▲ Roh Hoe-chan speaking in the 1987 June Democratic Movement Anniversary Talk Concert. Photographed by Lee Arim.
On June 1, a talk concert celebrating the thirty-year anniversary of 1987 June Democracy Movement was held in the College of Liberal Arts of Korea University (KU). The KU Student Association (KUSA) and the KU Democracy Association, an alumni group of 1987 protestors, planned the event. Three progressive politicians—Roh Hoe-chan (’79, Political Science and International Relations) of Justice Party, Lee Ihn Young (’84, Korean Language and Literature), and Baek Hye Ryeon (’87, Sociology) of Democracy Party—were invited to share their experience in 1987 and communicate with the KU students.

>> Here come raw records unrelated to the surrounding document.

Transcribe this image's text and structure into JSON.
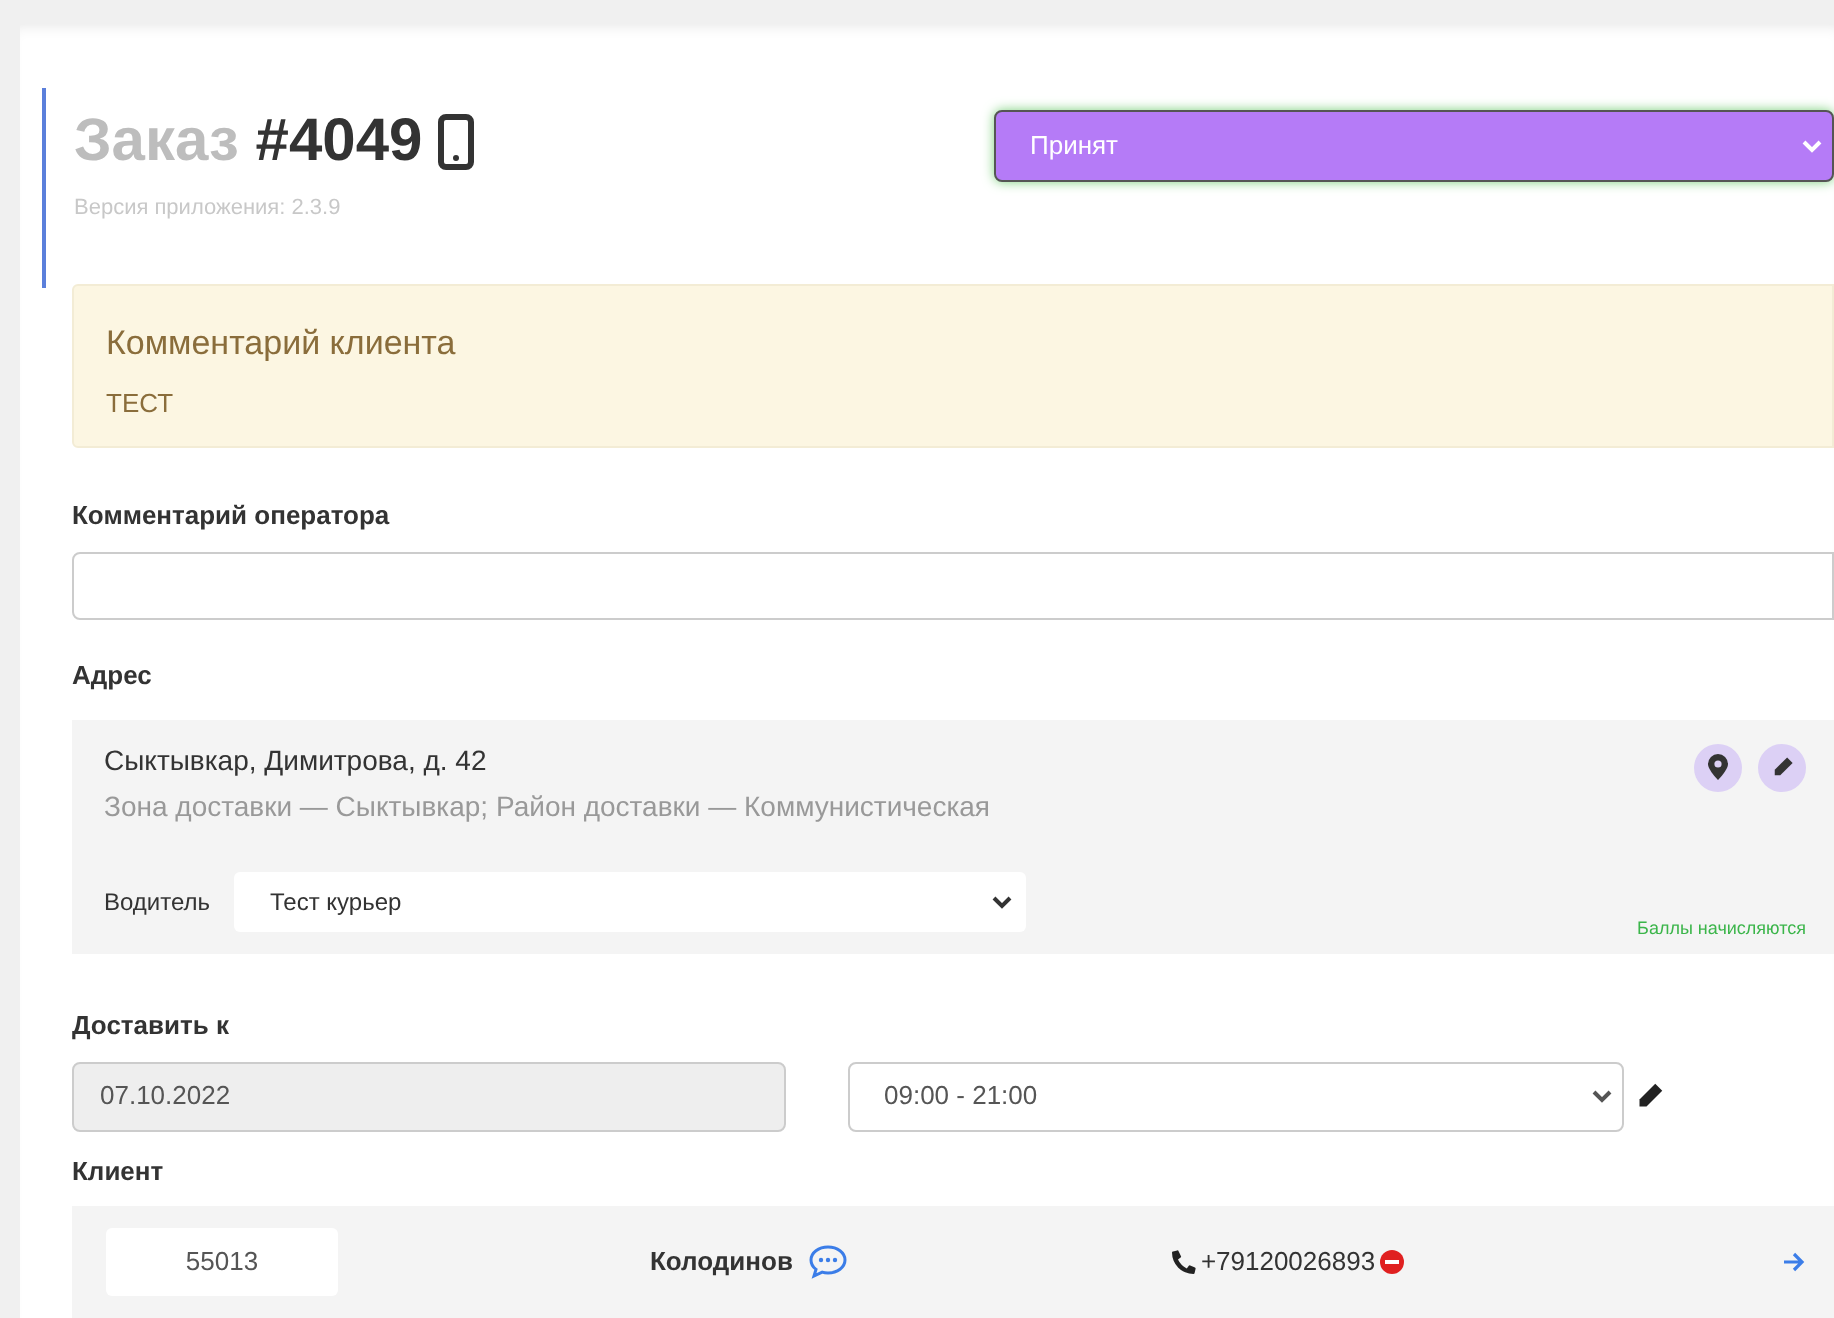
{
  "order": {
    "title_word": "Заказ",
    "number": "#4049",
    "app_version": "Версия приложения: 2.3.9"
  },
  "status_select": {
    "value": "Принят",
    "color": "#b57bf7"
  },
  "client_comment": {
    "title": "Комментарий клиента",
    "text": "ТЕСТ"
  },
  "operator_comment": {
    "label": "Комментарий оператора"
  },
  "address": {
    "label": "Адрес",
    "line": "Сыктывкар, Димитрова, д. 42",
    "zone": "Зона доставки — Сыктывкар; Район доставки — Коммунистическая",
    "driver_label": "Водитель",
    "driver": "Тест курьер",
    "points_note": "Баллы начисляются"
  },
  "deliver": {
    "label": "Доставить к",
    "date": "07.10.2022",
    "time": "09:00 - 21:00"
  },
  "client": {
    "label": "Клиент",
    "id": "55013",
    "name": "Колодинов",
    "phone": "+79120026893",
    "phone_blocked": true
  }
}
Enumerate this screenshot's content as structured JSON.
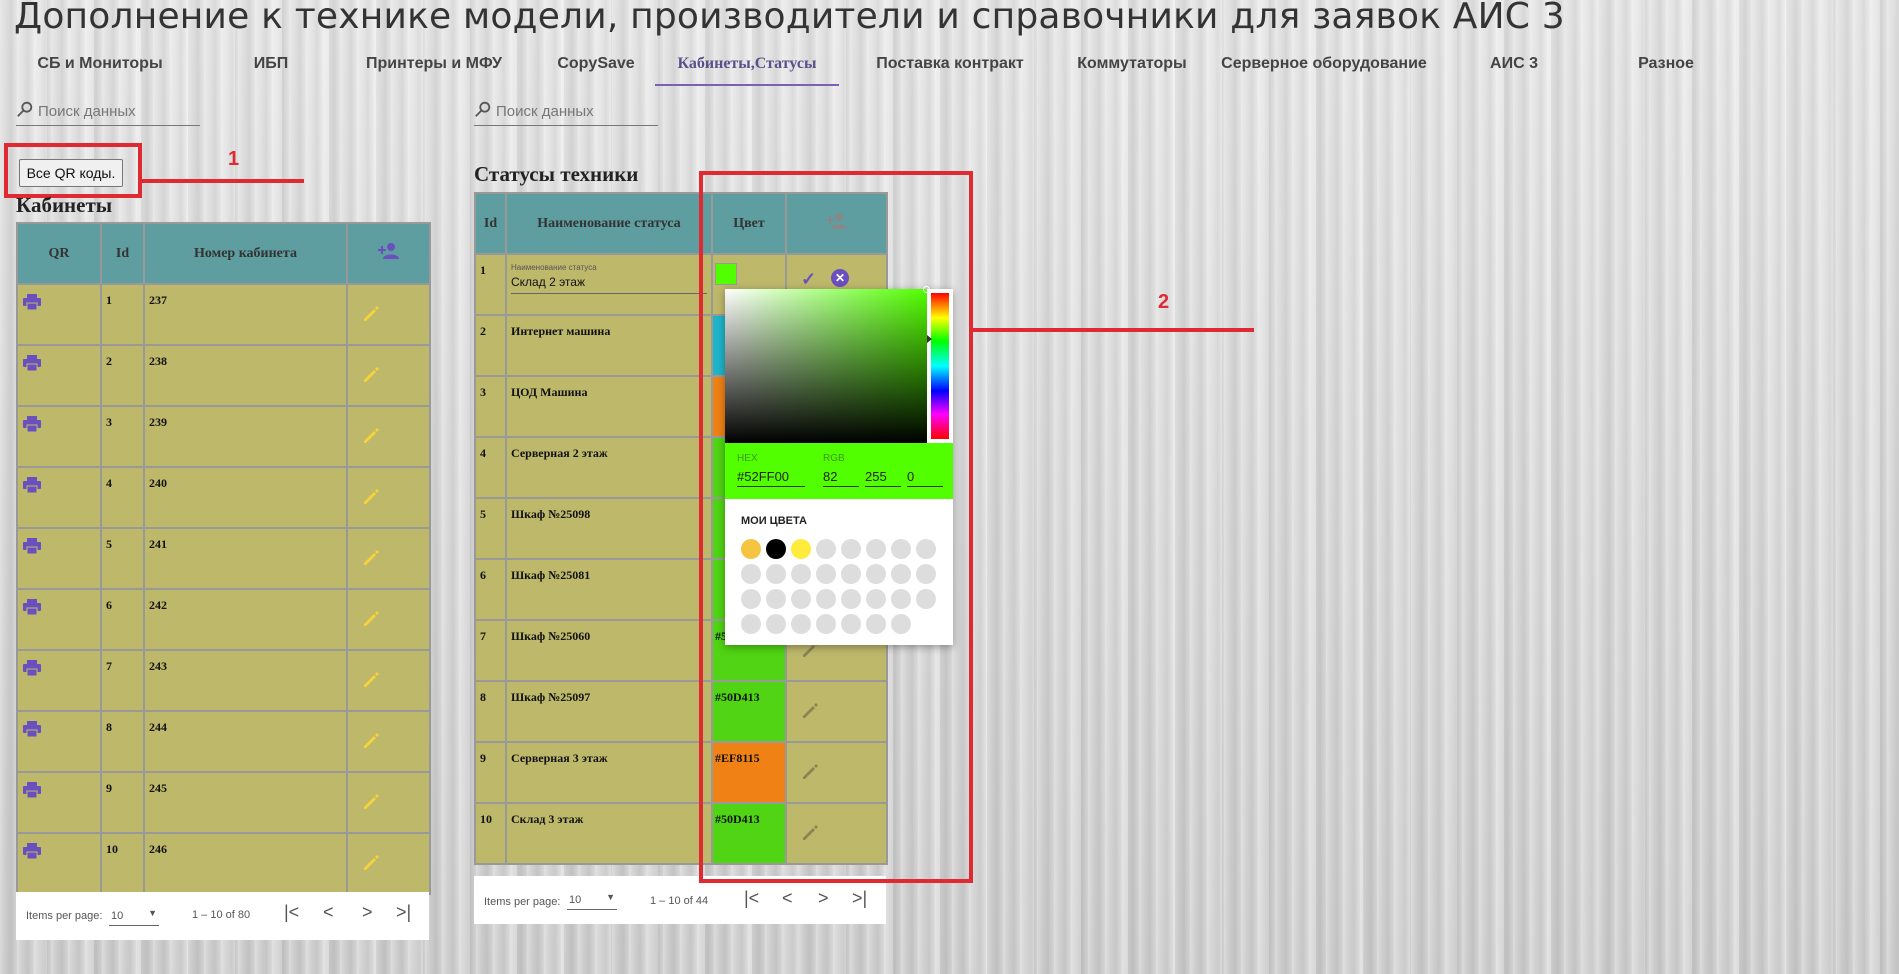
{
  "page_title": "Дополнение к технике модели, производители и справочники для заявок АИС 3",
  "tabs": [
    {
      "label": "СБ и Мониторы"
    },
    {
      "label": "ИБП"
    },
    {
      "label": "Принтеры и МФУ"
    },
    {
      "label": "CopySave"
    },
    {
      "label": "Кабинеты,Статусы",
      "active": true
    },
    {
      "label": "Поставка контракт"
    },
    {
      "label": "Коммутаторы"
    },
    {
      "label": "Серверное оборудование"
    },
    {
      "label": "АИС 3"
    },
    {
      "label": "Разное"
    }
  ],
  "search_left": {
    "placeholder": "Поиск данных"
  },
  "search_right": {
    "placeholder": "Поиск данных"
  },
  "qr_button": {
    "label": "Все QR коды."
  },
  "annotations": {
    "label_1": "1",
    "label_2": "2",
    "color": "#e02a33"
  },
  "cabinets": {
    "title": "Кабинеты",
    "columns": [
      "QR",
      "Id",
      "Номер кабинета"
    ],
    "rows": [
      {
        "id": "1",
        "number": "237"
      },
      {
        "id": "2",
        "number": "238"
      },
      {
        "id": "3",
        "number": "239"
      },
      {
        "id": "4",
        "number": "240"
      },
      {
        "id": "5",
        "number": "241"
      },
      {
        "id": "6",
        "number": "242"
      },
      {
        "id": "7",
        "number": "243"
      },
      {
        "id": "8",
        "number": "244"
      },
      {
        "id": "9",
        "number": "245"
      },
      {
        "id": "10",
        "number": "246"
      }
    ],
    "paginator": {
      "items_per_page_label": "Items per page:",
      "page_size": "10",
      "range": "1 – 10 of 80"
    }
  },
  "statuses": {
    "title": "Статусы техники",
    "columns": [
      "Id",
      "Наименование статуса",
      "Цвет"
    ],
    "editing_row": {
      "id": "1",
      "field_label": "Наименование статуса",
      "value": "Склад 2 этаж",
      "color": "#52FF00"
    },
    "rows": [
      {
        "id": "2",
        "name": "Интернет машина",
        "color": "#1fb4c8",
        "color_text": ""
      },
      {
        "id": "3",
        "name": "ЦОД Машина",
        "color": "#ef8115",
        "color_text": ""
      },
      {
        "id": "4",
        "name": "Серверная 2 этаж",
        "color": "#50d413",
        "color_text": ""
      },
      {
        "id": "5",
        "name": "Шкаф №25098",
        "color": "#50d413",
        "color_text": ""
      },
      {
        "id": "6",
        "name": "Шкаф №25081",
        "color": "#50d413",
        "color_text": ""
      },
      {
        "id": "7",
        "name": "Шкаф №25060",
        "color": "#50d413",
        "color_text": "#50D413"
      },
      {
        "id": "8",
        "name": "Шкаф №25097",
        "color": "#50d413",
        "color_text": "#50D413"
      },
      {
        "id": "9",
        "name": "Серверная 3 этаж",
        "color": "#ef8115",
        "color_text": "#EF8115"
      },
      {
        "id": "10",
        "name": "Склад 3 этаж",
        "color": "#50d413",
        "color_text": "#50D413"
      }
    ],
    "paginator": {
      "items_per_page_label": "Items per page:",
      "page_size": "10",
      "range": "1 – 10 of 44"
    }
  },
  "color_picker": {
    "hex_label": "HEX",
    "hex_value": "#52FF00",
    "rgb_label": "RGB",
    "r": "82",
    "g": "255",
    "b": "0",
    "my_colors_label": "МОИ ЦВЕТА",
    "saved_colors": [
      "#f5c542",
      "#000000",
      "#ffeb3b"
    ]
  },
  "colors": {
    "header_teal": "#5f9ea0",
    "row_olive": "#beb86b",
    "icon_purple": "#6a4fbf",
    "edit_yellow": "#f6d23b"
  }
}
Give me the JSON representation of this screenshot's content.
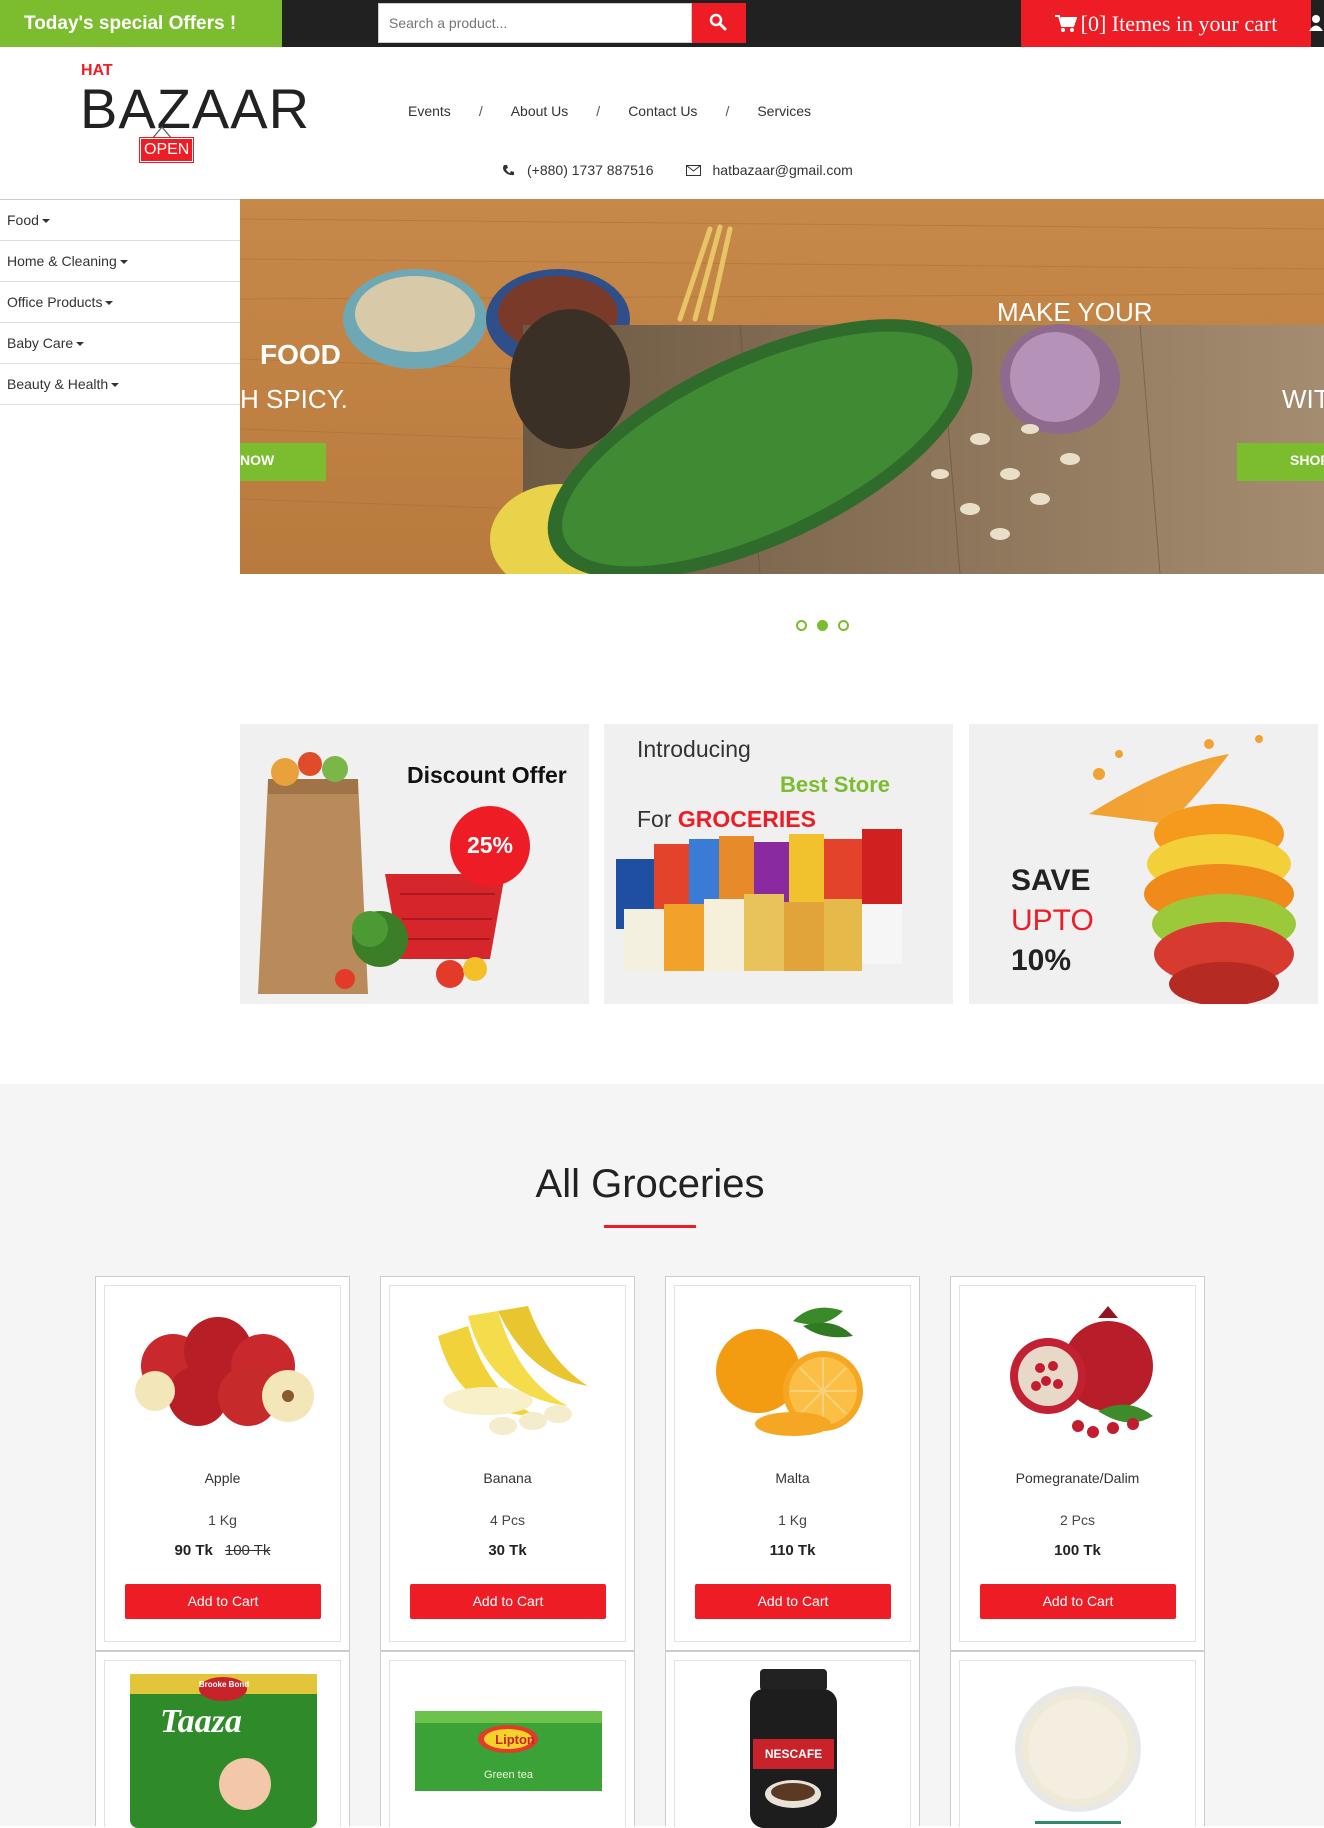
{
  "topbar": {
    "offers_label": "Today's special Offers !",
    "search_placeholder": "Search a product...",
    "cart_label": "[0] Itemes in your cart"
  },
  "header": {
    "logo_small": "HAT",
    "logo_main": "BAZAAR",
    "logo_sign": "OPEN",
    "nav": [
      "Events",
      "About Us",
      "Contact Us",
      "Services"
    ],
    "nav_separator": "/",
    "phone": "(+880) 1737 887516",
    "email": "hatbazaar@gmail.com"
  },
  "sidebar": {
    "items": [
      "Food",
      "Home & Cleaning",
      "Office Products",
      "Baby Care",
      "Beauty & Health"
    ]
  },
  "slider": {
    "left_heading": "FOOD",
    "left_sub": "H SPICY.",
    "left_button": "NOW",
    "right_heading": "MAKE YOUR",
    "right_sub": "WIT",
    "right_button": "SHOP",
    "active_dot": 2
  },
  "promos": {
    "discount_title": "Discount Offer",
    "discount_value": "25%",
    "intro_line1": "Introducing",
    "intro_line2": "Best Store",
    "intro_line3_prefix": "For",
    "intro_line3_highlight": "GROCERIES",
    "save_line1": "SAVE",
    "save_line2": "UPTO",
    "save_line3": "10%"
  },
  "groceries": {
    "title": "All Groceries",
    "products": [
      {
        "name": "Apple",
        "unit": "1 Kg",
        "price": "90 Tk",
        "old_price": "100 Tk",
        "button": "Add to Cart"
      },
      {
        "name": "Banana",
        "unit": "4 Pcs",
        "price": "30 Tk",
        "old_price": "",
        "button": "Add to Cart"
      },
      {
        "name": "Malta",
        "unit": "1 Kg",
        "price": "110 Tk",
        "old_price": "",
        "button": "Add to Cart"
      },
      {
        "name": "Pomegranate/Dalim",
        "unit": "2 Pcs",
        "price": "100 Tk",
        "old_price": "",
        "button": "Add to Cart"
      }
    ],
    "second_row": {
      "taaza_brand": "Taaza",
      "taaza_maker": "Brooke Bond",
      "lipton_brand": "Lipton",
      "lipton_sub": "Green tea",
      "nescafe_brand": "NESCAFE"
    }
  },
  "colors": {
    "accent_red": "#ee1c25",
    "accent_green": "#7cbd2f",
    "dark_bar": "#212121"
  }
}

In the first half of the talk concert, the panels answered the question, “What does the June Struggle of 1987 mean to you?” and the significance of 1987 in Korean history. Roh Hoe-chan, the representative of the Justice Party, revealed, “I was not able to vote for presidential election until I was thirty years old. 1987 was the turning point of my life and the starting point of democracy in Korea.”
A KU Student Ahn Seong Joon (’14, PSIR) asked, “My father used to protest in 1987, but told me to stay away from the square in last year’s protest. How do you, as progressive politicians, keep your political youth?” In response, Baek Hye Ryeon, the spokesman of the Democratic Party, said “As a former prosecutor, I was under the pressure to support the conservatives.” Yet, as she continuously shared opinions with her husband, she was able to keep a balanced view on society. “One’s political stance depends on the type of person he or she meets, or the kind of life he or she lives,” said Baek.
The latter half of the talk concert was focused on the political participation of the youths and the improvement of conditions for the younger generation. Lee Ihn Young, a member of the Democracy Party, claimed the importance of voting for the youths themselves, while Kim Dong Hyun (’15, Korean Language education), the head of the College of Education, spoke on the need for the older generation to make policies and institutions for youths.
Heated debate continued between panels and participants, with Kim Young Gon, the part-time instructor who has been protesting for more than 10 years, made a remark to the current politicians. However, many questions posed by the participants remained unanswered due to time constraints, which leaves some regrets.